At least a couple hundred accounts have been infected by Koobface's latest efforts, according to Ryan Flores, an advanced threats researcher, writing on Trend's blog. When it made its first appearance a couple of weeks ago on Twitter, Koobface was just sending out three shortened URLs (Uniform Resource Locators) leading to malware. Flores wrote that Koobface is sending out more bad links this time around.
The use of URL shortening services on Twitter have made it difficult for people to tell what website they'll end up at, Ferguson said. However, Twitter tools such as TweetDeck will show the full URL, which can help make people make a better security judgement, he said.
Some of Koobface's bad links have advertised, for example, videos of Michael Jackson, where the malware writers are trying to pique people's interest in current news events, said Graham Cluley, senior technology consultant for Sophos. If a person followed the link, it would lead to a website asking the user to download an upgrade for their Flash multimedia players but is actually Koobface, he said.

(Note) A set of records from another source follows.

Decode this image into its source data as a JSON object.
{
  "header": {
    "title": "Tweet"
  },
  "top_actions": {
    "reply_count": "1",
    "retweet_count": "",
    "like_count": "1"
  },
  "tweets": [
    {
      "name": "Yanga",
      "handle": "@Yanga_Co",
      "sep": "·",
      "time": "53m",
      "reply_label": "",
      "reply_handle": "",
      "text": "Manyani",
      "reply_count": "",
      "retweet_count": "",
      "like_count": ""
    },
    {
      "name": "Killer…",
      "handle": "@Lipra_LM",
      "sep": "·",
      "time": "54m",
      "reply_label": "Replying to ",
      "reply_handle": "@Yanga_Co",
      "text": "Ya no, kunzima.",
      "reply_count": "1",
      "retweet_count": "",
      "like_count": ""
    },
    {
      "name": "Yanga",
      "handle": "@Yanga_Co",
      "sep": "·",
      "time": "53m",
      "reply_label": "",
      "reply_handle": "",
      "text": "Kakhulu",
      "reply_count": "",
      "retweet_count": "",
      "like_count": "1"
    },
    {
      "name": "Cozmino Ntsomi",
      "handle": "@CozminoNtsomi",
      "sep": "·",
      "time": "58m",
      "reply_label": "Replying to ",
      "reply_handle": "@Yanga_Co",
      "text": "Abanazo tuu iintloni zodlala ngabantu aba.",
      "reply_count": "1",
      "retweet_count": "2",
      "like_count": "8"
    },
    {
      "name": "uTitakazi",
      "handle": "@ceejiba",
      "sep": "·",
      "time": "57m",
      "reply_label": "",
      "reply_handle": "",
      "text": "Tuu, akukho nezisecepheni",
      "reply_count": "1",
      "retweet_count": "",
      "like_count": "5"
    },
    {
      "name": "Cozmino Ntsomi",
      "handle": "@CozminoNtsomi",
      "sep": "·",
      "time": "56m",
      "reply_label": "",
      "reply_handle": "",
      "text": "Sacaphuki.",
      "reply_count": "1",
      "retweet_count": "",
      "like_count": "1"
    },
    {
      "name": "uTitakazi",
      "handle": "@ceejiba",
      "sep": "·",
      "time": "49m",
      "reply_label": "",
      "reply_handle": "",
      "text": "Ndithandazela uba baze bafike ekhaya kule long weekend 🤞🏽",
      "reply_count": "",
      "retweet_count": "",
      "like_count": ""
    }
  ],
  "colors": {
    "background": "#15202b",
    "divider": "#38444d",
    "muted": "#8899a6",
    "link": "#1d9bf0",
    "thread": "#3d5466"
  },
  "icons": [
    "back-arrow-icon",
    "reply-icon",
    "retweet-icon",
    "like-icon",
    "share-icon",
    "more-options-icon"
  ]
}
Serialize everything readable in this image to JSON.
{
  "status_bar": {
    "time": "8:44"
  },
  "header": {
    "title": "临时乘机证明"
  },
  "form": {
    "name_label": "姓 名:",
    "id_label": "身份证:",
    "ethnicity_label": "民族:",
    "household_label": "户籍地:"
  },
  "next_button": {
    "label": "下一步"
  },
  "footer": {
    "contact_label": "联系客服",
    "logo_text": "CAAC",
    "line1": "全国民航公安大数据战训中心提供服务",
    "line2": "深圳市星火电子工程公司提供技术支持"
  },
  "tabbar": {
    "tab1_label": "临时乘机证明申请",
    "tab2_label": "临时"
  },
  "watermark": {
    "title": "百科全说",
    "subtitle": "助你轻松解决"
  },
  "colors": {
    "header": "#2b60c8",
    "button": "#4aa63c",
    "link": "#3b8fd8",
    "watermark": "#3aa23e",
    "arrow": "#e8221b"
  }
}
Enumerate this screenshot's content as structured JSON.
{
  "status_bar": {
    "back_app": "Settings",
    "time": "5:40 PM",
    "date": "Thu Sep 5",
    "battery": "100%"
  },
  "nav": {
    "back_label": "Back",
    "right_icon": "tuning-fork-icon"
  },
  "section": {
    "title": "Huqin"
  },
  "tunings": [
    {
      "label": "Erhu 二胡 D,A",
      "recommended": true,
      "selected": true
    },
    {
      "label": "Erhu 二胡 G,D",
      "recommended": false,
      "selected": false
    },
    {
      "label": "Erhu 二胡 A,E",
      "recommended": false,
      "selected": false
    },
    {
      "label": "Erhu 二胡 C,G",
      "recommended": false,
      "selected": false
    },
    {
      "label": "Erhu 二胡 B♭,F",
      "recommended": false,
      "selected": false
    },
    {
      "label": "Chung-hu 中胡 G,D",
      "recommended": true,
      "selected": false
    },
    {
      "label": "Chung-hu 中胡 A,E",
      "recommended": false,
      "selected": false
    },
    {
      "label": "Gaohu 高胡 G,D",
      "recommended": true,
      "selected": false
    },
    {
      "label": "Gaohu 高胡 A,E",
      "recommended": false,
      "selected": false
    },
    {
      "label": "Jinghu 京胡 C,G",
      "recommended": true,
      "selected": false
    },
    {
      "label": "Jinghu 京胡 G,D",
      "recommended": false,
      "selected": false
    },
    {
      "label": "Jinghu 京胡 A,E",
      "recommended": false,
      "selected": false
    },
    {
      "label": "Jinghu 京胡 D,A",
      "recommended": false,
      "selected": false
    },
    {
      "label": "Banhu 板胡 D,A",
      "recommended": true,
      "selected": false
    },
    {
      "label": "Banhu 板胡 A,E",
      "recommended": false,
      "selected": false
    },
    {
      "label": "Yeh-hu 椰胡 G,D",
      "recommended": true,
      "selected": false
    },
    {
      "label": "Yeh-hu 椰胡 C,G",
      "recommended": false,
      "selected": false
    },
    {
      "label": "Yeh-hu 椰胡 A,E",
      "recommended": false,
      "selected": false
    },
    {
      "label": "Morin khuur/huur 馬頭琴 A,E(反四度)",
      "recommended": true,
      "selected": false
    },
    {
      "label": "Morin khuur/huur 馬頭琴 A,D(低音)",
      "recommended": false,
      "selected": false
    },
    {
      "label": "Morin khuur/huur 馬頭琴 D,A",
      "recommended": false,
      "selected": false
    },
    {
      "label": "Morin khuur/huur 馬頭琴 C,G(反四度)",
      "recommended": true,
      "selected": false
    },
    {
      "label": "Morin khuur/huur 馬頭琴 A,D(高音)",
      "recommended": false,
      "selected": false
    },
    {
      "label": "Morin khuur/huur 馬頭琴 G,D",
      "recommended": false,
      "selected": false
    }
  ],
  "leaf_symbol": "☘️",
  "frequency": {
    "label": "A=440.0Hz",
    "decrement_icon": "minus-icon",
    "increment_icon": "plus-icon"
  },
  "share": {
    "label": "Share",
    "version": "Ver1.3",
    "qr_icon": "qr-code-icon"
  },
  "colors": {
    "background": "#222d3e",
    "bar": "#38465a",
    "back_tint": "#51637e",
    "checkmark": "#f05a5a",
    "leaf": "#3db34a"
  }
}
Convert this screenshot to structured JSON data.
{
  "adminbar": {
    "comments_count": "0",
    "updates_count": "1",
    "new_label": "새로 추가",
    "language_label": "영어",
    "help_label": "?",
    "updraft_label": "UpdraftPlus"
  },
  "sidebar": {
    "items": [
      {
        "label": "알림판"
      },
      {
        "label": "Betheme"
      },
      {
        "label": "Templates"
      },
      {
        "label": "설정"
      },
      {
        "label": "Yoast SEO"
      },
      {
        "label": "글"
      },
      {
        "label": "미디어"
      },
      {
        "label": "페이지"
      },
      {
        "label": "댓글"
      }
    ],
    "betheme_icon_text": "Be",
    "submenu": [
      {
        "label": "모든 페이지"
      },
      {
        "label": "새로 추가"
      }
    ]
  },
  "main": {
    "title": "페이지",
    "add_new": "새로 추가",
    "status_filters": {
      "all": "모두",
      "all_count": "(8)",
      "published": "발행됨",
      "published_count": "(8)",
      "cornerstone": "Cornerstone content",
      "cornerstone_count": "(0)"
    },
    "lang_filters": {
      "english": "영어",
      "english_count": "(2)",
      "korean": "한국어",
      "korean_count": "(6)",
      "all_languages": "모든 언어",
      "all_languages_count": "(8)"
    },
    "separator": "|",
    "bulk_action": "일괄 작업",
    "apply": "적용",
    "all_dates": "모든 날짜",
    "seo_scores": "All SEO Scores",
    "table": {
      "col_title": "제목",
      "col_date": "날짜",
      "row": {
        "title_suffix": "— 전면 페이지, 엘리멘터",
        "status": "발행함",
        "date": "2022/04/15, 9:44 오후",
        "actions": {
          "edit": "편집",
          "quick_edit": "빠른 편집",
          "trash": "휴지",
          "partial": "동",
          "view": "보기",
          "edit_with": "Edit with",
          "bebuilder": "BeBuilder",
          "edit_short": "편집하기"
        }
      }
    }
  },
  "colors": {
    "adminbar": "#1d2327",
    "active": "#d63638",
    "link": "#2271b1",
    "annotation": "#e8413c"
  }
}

But Twitter has been fairly quick at shutting down accounts of people who are infected with Koobface and resetting their passwords, Cluley said.
Malware has also spread on Twitter via fake accounts that have been registered using automated tools. Ferguson said Twitter could somewhat guard against that by sending a verification link to an e-mail address during registration, making it more difficult to register dummy accounts en masse.
"That's real low-hanging fruit for them to address," Ferguson said.
Koobface gets instructions from a command-and-control server, which tells the malware which messages to send out. Koobface is dangerous on other levels, however, as it can also steal data from a PC or download other malware.
Security software suites should generally detect early versions of Koobface. However, its creators are crafting variants of the malware to try to escape detection, Ferguson said. They do that by obfuscating Koobface's code and compressing it, which can make it more difficult for security software to spot.